The frontispiece was printed with the new three-color process. It was a picture of her beloved pet, Peter Rabbit. When you turned the page, that privately printed first edition contained the following inscription:
“In affectionate remembrance of poor old Peter Rabbit, who died the 26th of January 1901 at the end of his 9th year… An affectionate companion and quiet friend.” (source)
Peter Rabbit had been her beloved pet. She’d painted him sleeping by the fireplace, furry belly turned to the warmth. And oh, how she missed him!
Three months later, she had to order another 200 copies.
While she was reordering another batch of her self published book, a family friend was urging Frederick Warne & Co. to reconsider. They reached out and made her an offer. But she would have to color all her photos.
Almost a year after she self published, the first publisher run came out.
The first print run was 8,000 copies in October 1902. 12,000 more were printed in November, and another 8,220 copies in December. Peter Rabbit was in such demand the book had to be reprinted six times the first year alone.
Beatrix was stunned by the success of Peter Rabbit.
A year later, in 1903, she made a Peter Rabbit doll. It was the first fictional character to be made into a patented stuffed toy, making him the oldest licensed character.
“The public must be fond of rabbits! What an appalling quantity of Peter!” — Beatrix Potter (source)
An unexpected heroine…
From the sales of her books she purchased the now famous Hill Top Farm and finally moved out of her parent’s home in her mid-40s. She started learning to be a farmer and became active in nature conservation.
Some of her most popular work, including Tom Kitten, Jemima Puddle-Duck and Samuel Whiskers were written at Hill Top.
She faithfully wrote 2–3 books every year and they sold millions of copies.
Slowly, she began losing her vision.
Her last few books used illustrations from her early journals because she couldn’t see well enough to illustrate them herself anymore. But she kept writing until she couldn’t. She’d written 30 books in total.
At age 77, she laid in her bed, unable to walk or see, battling heart disease and pneumonia and imagined walking on the land she loved so much.
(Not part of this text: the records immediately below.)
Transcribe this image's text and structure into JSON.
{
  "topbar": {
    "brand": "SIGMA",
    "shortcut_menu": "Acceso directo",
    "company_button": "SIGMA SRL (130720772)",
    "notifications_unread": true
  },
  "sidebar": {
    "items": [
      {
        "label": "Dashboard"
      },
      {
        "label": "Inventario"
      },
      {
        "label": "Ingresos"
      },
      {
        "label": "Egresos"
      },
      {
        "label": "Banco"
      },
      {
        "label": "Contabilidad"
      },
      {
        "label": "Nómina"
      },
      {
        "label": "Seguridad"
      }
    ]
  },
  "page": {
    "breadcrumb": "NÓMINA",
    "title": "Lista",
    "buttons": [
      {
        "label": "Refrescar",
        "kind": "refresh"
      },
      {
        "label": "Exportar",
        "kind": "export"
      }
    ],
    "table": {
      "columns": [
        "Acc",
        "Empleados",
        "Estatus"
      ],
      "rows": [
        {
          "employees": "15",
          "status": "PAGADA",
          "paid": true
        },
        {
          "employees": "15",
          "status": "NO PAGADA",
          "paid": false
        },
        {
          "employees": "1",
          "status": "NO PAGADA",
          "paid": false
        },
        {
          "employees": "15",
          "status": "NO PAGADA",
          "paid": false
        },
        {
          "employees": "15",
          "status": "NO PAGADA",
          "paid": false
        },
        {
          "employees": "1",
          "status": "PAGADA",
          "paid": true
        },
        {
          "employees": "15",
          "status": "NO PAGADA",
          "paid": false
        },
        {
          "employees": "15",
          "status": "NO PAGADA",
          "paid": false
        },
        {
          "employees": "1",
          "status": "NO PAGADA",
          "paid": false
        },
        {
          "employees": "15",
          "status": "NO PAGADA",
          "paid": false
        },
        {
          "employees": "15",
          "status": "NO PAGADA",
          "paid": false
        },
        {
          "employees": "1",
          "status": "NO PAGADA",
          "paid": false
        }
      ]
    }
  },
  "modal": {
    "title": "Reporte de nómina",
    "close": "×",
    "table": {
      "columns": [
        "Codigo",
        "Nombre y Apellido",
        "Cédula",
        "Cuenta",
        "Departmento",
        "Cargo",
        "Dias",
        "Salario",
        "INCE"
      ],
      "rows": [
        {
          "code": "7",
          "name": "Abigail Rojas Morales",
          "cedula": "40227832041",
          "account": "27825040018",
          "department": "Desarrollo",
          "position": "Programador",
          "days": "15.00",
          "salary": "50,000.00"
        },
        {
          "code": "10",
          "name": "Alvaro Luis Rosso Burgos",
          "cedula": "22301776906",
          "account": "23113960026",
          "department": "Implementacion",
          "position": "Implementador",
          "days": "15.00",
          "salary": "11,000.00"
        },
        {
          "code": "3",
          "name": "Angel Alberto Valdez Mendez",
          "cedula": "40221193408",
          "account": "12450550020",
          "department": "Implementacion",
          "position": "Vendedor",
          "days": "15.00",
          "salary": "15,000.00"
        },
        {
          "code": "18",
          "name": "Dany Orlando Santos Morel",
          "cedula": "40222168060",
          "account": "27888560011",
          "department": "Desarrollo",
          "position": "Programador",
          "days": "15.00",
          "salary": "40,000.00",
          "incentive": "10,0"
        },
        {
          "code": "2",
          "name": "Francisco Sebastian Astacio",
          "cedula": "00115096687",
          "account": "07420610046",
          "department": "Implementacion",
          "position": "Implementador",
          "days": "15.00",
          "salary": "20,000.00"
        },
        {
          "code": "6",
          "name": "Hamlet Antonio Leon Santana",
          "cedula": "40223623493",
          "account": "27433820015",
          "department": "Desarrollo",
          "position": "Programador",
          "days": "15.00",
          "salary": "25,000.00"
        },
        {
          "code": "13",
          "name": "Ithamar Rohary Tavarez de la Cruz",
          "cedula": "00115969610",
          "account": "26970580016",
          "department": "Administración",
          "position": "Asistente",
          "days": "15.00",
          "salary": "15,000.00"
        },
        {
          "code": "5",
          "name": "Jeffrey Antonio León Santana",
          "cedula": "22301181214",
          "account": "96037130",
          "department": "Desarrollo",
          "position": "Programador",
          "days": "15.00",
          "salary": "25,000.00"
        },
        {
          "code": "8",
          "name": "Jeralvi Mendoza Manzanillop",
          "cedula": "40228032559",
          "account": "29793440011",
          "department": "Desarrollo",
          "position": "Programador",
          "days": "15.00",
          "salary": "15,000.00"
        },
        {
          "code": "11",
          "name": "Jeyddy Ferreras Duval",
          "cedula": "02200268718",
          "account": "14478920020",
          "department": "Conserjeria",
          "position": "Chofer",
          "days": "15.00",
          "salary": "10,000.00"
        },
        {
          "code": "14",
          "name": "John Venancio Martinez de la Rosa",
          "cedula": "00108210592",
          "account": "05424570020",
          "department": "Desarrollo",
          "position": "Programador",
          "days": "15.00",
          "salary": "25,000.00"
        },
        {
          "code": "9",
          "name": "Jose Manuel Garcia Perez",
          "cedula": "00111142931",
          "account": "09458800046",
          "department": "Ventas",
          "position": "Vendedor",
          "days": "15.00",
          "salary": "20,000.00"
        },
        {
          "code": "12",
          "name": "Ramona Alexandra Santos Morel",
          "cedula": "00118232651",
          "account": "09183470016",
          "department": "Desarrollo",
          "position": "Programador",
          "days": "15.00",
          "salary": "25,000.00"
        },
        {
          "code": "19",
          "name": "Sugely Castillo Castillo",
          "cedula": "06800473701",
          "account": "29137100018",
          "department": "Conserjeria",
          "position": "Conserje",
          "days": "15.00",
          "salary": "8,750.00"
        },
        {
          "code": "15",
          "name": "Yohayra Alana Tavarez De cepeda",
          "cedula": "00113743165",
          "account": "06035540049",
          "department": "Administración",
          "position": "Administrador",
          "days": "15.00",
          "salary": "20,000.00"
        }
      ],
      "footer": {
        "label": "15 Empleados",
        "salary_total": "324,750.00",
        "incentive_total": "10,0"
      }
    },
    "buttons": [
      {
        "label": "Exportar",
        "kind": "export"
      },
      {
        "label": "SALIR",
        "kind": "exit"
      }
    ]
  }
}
When she slipped away, she bequeathed sixteen farms, her Herdwick sheep and over 4000 acres of land to Britain’s National Trust.
She is credited with saving a dying breed of sheep.
But even more so, she’d spent her entire fortune buying the most pristine land in Britain to keep it out of the hands of commercial developers. And then she gave it all away to the National Trust. So others could enjoy it as she had.
“Thank God I have the seeing eye, that is to say, as I lie in bed I can walk step by step on the fells and rough land seeing every stone and flower and patch of bog and cotton pass where my old legs will never take me again.” — Beatrix Potter
What a rich and fascinating story about a woman who knew what mattered to her and defined life on her own terms. Truly an inspiration.
I loved learning all this! Will send this story to my daughter, mother of a 3 year old yet to be introduced to Peter.